Other Abenaki subclassifications 

They tell us people have been around here for about eleven thousand years, maybe longer. No artifacts that old have been found in Lovell or Fryeburg yet but probably will be someday. To the west, a beautiful spearpoint from that era was picked up near the scenic overlook in Intervale, NH around 1888. To the east artifacts approximately that old were discovered near the Lewiston/Auburn airport in the 1980s. To the north, even older artifacts were discovered near Lake Aziscohos in Maine, and to the south near the Ossipee River in NH.
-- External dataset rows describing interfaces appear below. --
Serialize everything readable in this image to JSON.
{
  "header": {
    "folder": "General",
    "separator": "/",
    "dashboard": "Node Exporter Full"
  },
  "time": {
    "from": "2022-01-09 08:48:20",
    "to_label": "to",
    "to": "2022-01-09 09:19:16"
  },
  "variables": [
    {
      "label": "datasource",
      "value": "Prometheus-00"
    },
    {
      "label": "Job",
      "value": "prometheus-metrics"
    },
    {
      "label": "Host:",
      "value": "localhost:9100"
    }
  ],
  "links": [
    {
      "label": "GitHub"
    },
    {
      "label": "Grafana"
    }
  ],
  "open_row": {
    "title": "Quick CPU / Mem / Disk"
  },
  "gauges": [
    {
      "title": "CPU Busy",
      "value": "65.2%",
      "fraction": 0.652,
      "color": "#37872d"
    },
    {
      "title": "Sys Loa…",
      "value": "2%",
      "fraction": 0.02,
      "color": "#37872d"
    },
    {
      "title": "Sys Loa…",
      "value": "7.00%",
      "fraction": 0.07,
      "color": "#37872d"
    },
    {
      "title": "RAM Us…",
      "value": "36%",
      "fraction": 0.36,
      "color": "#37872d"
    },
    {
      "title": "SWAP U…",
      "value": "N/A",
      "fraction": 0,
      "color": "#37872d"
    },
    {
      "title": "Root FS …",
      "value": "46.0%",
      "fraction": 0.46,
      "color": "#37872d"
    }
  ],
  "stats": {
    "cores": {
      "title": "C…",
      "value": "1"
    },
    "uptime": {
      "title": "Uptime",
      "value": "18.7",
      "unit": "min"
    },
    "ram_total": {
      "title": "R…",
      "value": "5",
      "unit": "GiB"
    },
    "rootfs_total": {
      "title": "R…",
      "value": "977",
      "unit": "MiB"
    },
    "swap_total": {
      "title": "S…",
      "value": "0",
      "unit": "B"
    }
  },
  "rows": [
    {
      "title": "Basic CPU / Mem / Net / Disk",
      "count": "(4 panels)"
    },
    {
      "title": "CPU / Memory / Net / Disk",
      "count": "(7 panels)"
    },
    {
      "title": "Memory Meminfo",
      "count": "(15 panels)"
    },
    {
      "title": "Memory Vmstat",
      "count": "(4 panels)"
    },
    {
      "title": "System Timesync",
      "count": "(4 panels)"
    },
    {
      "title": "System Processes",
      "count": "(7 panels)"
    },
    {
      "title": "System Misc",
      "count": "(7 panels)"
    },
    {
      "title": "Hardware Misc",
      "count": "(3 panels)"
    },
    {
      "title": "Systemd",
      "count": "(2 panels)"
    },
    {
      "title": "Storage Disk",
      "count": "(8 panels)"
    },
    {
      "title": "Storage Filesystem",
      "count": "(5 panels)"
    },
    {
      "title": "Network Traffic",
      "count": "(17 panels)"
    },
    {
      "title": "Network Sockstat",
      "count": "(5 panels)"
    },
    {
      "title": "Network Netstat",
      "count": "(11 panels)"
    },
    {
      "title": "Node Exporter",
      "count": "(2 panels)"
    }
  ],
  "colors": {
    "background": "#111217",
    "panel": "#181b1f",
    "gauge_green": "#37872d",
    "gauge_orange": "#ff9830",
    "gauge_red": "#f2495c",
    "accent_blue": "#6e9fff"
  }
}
The only professional archaeological dig so far conducted in Fryeburg was six-day effort in July, 2009 by Arthur Spiess and his team from the Maine Historic Preservation Commission. Results of that have not yet been published, but the site is thought to be from what’s called the Woodland Period. That goes back only three thousand years at most, and what was found is probably younger than that. It was only two miles from my house as the crow flies and some of my students participated.

Some of the John Gray collection
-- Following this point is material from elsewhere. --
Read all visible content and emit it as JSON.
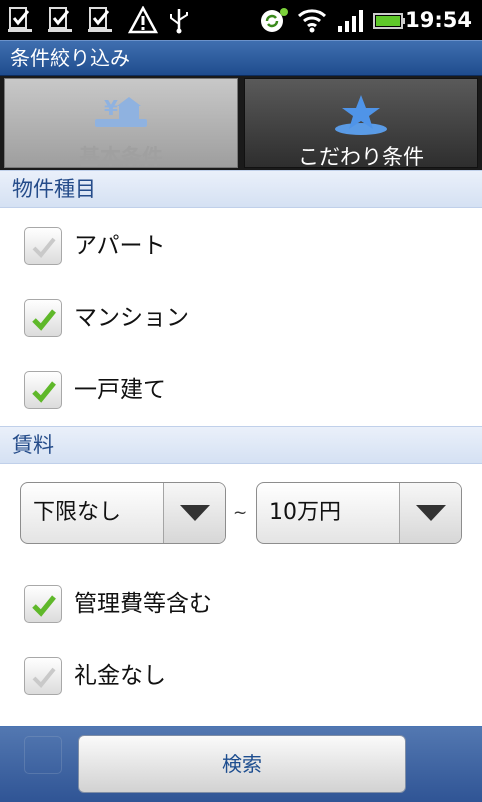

Amateurs have collected artifacts in the Fryeburg area over the years including Eve Barbour, Benjamin Newman, John Gray, and others. The queen of them all, however, was the late Helen Leadbeater of Fryeburg Village. Her studies and explorations seem to have been her principal occupation for over twenty years from the 1950s to the 1970s. When I retired from teaching in 2011, Helen’s son, Arizona Zipper, gave me access to both her artifacts and her records. With the assistance of Fryeburg’s Diana Bell, I spent three weeks photographing her extensive collection while Diana scanned her maps, notes, and journals.

Helen Leadbeater

Helen not only collected, she read everything available on Indians in Maine and New Hampshire, especially those along the Saco River. If she heard about a find, she chased it down and either verified it or debunked it. She got permission from private landowners to explore their property. She kept extensive notes and drew very good maps. Many of her thousands of artifacts are individually labelled and she sketched them as well.

She was especially knowledgeable of ceramics, which go back three thousand years in the Upper Saco River Valley. She published an article on her local ceramic research in the Maine Archaeological Society Journal. She reassembled an entire pot from fragments she found in Fryeburg and donated it to the Maine State Museum (MSM) in Augusta where it remains on display. Another of my former students, Bill Rombola, published a description of all her artifacts in the same journal while he was attending the University of Southern Maine. Senior archaeologists in both Maine and New Hampshire came to Fryeburg to see her collection. So did two other professional archaeologists with whom I’ve spoken. They told me they hope it’s eventually donated to the Maine State Museum.

Mike Gramly, a former director there, especially coveted one of Helen’s artifacts called a “banner stone,” because the MSM doesn’t have one. Trouble is, the piece was found just over the state line in Center Conway. It’s a curious piece with a hole in the middle and wings on the sides and resembles a wing nut. They’re found all over the country and sometimes called “butterfly stones.” It’s function is thought to be as a weight for a spear thrower called an atl-atl — a device, probably wooden, that would give the thrower leverage to throw a spear further and with more force. Other archaeologists dispute this use of the curious bannerstone and claim it must serve some other purpose. 

When time permits, I explore some of the sites Helen identified, but few are plowed and harrowed anymore so surface collecting isn’t possible. She and Eve Barbour would dig but I won’t — not since someone explained to me that, if I did, I’d be obligated to do more. I’d have to have a hypothesis. I’d have to use tedious archaeological technique allowing only the use of a trowel and screen in small test pits, and I’d have to publish my results. All this would require time I do not have, so ethics require that I leave it all in the ground for those who do.